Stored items
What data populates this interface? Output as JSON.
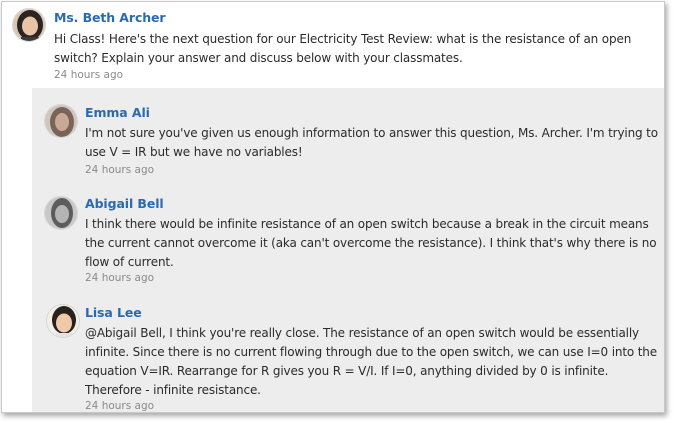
{
  "post": {
    "author": "Ms. Beth Archer",
    "lines": [
      "Hi Class! Here's the next question for our Electricity Test Review: what is the resistance of an open",
      "switch? Explain your answer and discuss below with your classmates."
    ],
    "time": "24 hours ago"
  },
  "replies": [
    {
      "author": "Emma Ali",
      "lines": [
        "I'm not sure you've given us enough information to answer this question, Ms. Archer. I'm trying to",
        "use V = IR but we have no variables!"
      ],
      "time": "24 hours ago"
    },
    {
      "author": "Abigail Bell",
      "lines": [
        "I think there would be infinite resistance of an open switch because a break in the circuit means",
        "the current cannot overcome it (aka can't overcome the resistance). I think that's why there is no",
        "flow of current."
      ],
      "time": "24 hours ago"
    },
    {
      "author": "Lisa Lee",
      "lines": [
        "@Abigail Bell, I think you're really close. The resistance of an open switch would be essentially",
        "infinite. Since there is no current flowing through due to the open switch, we can use I=0 into the",
        "equation V=IR. Rearrange for R gives you R = V/I. If I=0, anything divided by 0 is infinite.",
        "Therefore - infinite resistance."
      ],
      "time": "24 hours ago"
    }
  ],
  "colors": {
    "author": "#2a6bb0",
    "reply_background": "#ededed",
    "timestamp": "#8a8a8a"
  }
}
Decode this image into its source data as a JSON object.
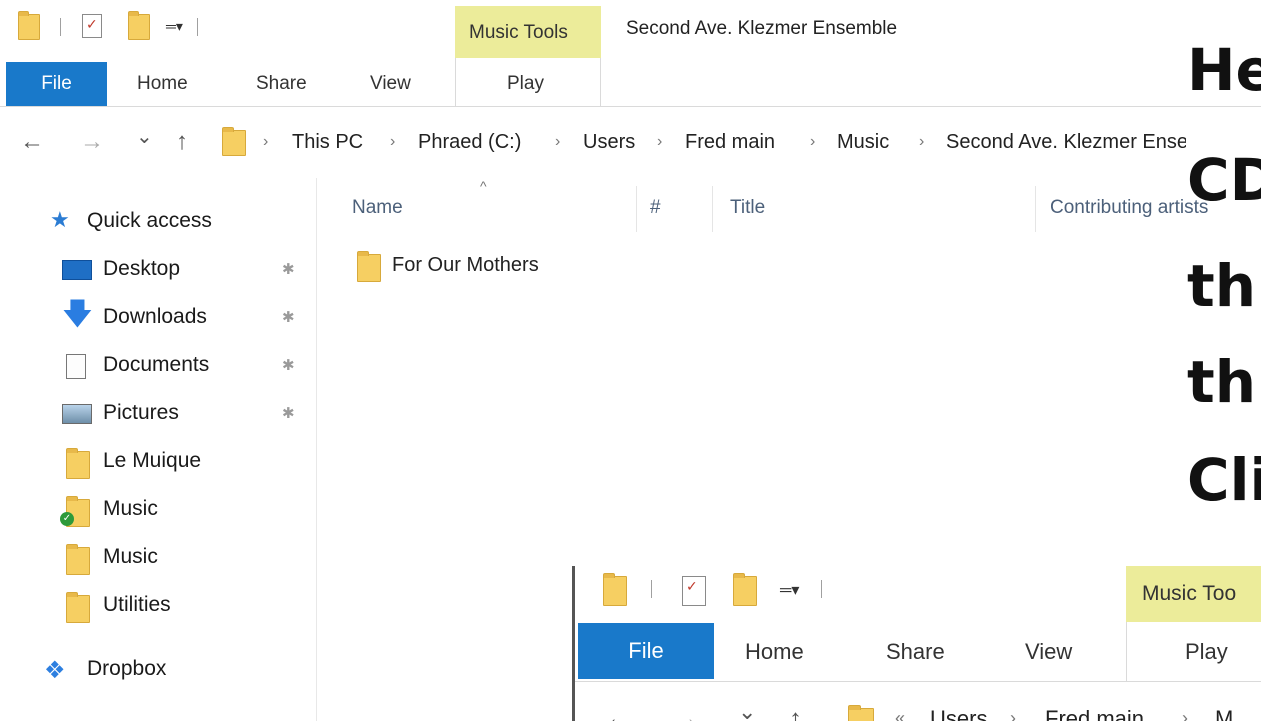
{
  "window": {
    "title": "Second Ave. Klezmer Ensemble",
    "context_group": "Music Tools"
  },
  "ribbon": {
    "tabs": [
      "File",
      "Home",
      "Share",
      "View",
      "Play"
    ]
  },
  "address": {
    "back": "←",
    "forward": "→",
    "recent": "⌄",
    "up": "↑",
    "crumbs": [
      "This PC",
      "Phraed (C:)",
      "Users",
      "Fred main",
      "Music",
      "Second Ave. Klezmer Ensemble"
    ]
  },
  "columns": {
    "sort_indicator": "^",
    "headers": [
      "Name",
      "#",
      "Title",
      "Contributing artists"
    ]
  },
  "sidebar": {
    "items": [
      {
        "label": "Quick access",
        "icon": "star-icon"
      },
      {
        "label": "Desktop",
        "icon": "desktop-icon",
        "pinned": true
      },
      {
        "label": "Downloads",
        "icon": "download-arrow-icon",
        "pinned": true
      },
      {
        "label": "Documents",
        "icon": "document-icon",
        "pinned": true
      },
      {
        "label": "Pictures",
        "icon": "picture-icon",
        "pinned": true
      },
      {
        "label": "Le Muique",
        "icon": "folder-icon"
      },
      {
        "label": "Music",
        "icon": "folder-check-icon"
      },
      {
        "label": "Music",
        "icon": "folder-icon"
      },
      {
        "label": "Utilities",
        "icon": "folder-icon"
      },
      {
        "label": "Dropbox",
        "icon": "dropbox-icon"
      }
    ]
  },
  "files": [
    {
      "name": "For Our Mothers",
      "icon": "folder-icon"
    }
  ],
  "overlay_text": [
    "He",
    "CD",
    "th",
    "th",
    "Cli"
  ],
  "inset": {
    "context_group": "Music Too",
    "tabs": [
      "File",
      "Home",
      "Share",
      "View",
      "Play"
    ],
    "crumbs_partial": [
      "Users",
      "Fred main",
      "M"
    ]
  },
  "colors": {
    "file_tab": "#1979ca",
    "context_tab": "#ecec9a",
    "folder": "#f6cf62",
    "header_text": "#4c607a"
  }
}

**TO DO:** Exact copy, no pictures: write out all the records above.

**SOLVED EXERCISE:**
What data populates this interface? Output as JSON.
{
  "post": {
    "author": "Ms. Beth Archer",
    "lines": [
      "Hi Class! Here's the next question for our Electricity Test Review: what is the resistance of an open",
      "switch? Explain your answer and discuss below with your classmates."
    ],
    "time": "24 hours ago"
  },
  "replies": [
    {
      "author": "Emma Ali",
      "lines": [
        "I'm not sure you've given us enough information to answer this question, Ms. Archer. I'm trying to",
        "use V = IR but we have no variables!"
      ],
      "time": "24 hours ago"
    },
    {
      "author": "Abigail Bell",
      "lines": [
        "I think there would be infinite resistance of an open switch because a break in the circuit means",
        "the current cannot overcome it (aka can't overcome the resistance). I think that's why there is no",
        "flow of current."
      ],
      "time": "24 hours ago"
    },
    {
      "author": "Lisa Lee",
      "lines": [
        "@Abigail Bell, I think you're really close. The resistance of an open switch would be essentially",
        "infinite. Since there is no current flowing through due to the open switch, we can use I=0 into the",
        "equation V=IR. Rearrange for R gives you R = V/I. If I=0, anything divided by 0 is infinite.",
        "Therefore - infinite resistance."
      ],
      "time": "24 hours ago"
    }
  ],
  "colors": {
    "author": "#2a6bb0",
    "reply_background": "#ededed",
    "timestamp": "#8a8a8a"
  }
}
Decode this image into its source data as a JSON object.
{
  "window": {
    "title": "Second Ave. Klezmer Ensemble",
    "context_group": "Music Tools"
  },
  "ribbon": {
    "tabs": [
      "File",
      "Home",
      "Share",
      "View",
      "Play"
    ]
  },
  "address": {
    "back": "←",
    "forward": "→",
    "recent": "⌄",
    "up": "↑",
    "crumbs": [
      "This PC",
      "Phraed (C:)",
      "Users",
      "Fred main",
      "Music",
      "Second Ave. Klezmer Ensemble"
    ]
  },
  "columns": {
    "sort_indicator": "^",
    "headers": [
      "Name",
      "#",
      "Title",
      "Contributing artists"
    ]
  },
  "sidebar": {
    "items": [
      {
        "label": "Quick access",
        "icon": "star-icon"
      },
      {
        "label": "Desktop",
        "icon": "desktop-icon",
        "pinned": true
      },
      {
        "label": "Downloads",
        "icon": "download-arrow-icon",
        "pinned": true
      },
      {
        "label": "Documents",
        "icon": "document-icon",
        "pinned": true
      },
      {
        "label": "Pictures",
        "icon": "picture-icon",
        "pinned": true
      },
      {
        "label": "Le Muique",
        "icon": "folder-icon"
      },
      {
        "label": "Music",
        "icon": "folder-check-icon"
      },
      {
        "label": "Music",
        "icon": "folder-icon"
      },
      {
        "label": "Utilities",
        "icon": "folder-icon"
      },
      {
        "label": "Dropbox",
        "icon": "dropbox-icon"
      }
    ]
  },
  "files": [
    {
      "name": "For Our Mothers",
      "icon": "folder-icon"
    }
  ],
  "overlay_text": [
    "He",
    "CD",
    "th",
    "th",
    "Cli"
  ],
  "inset": {
    "context_group": "Music Too",
    "tabs": [
      "File",
      "Home",
      "Share",
      "View",
      "Play"
    ],
    "crumbs_partial": [
      "Users",
      "Fred main",
      "M"
    ]
  },
  "colors": {
    "file_tab": "#1979ca",
    "context_tab": "#ecec9a",
    "folder": "#f6cf62",
    "header_text": "#4c607a"
  }
}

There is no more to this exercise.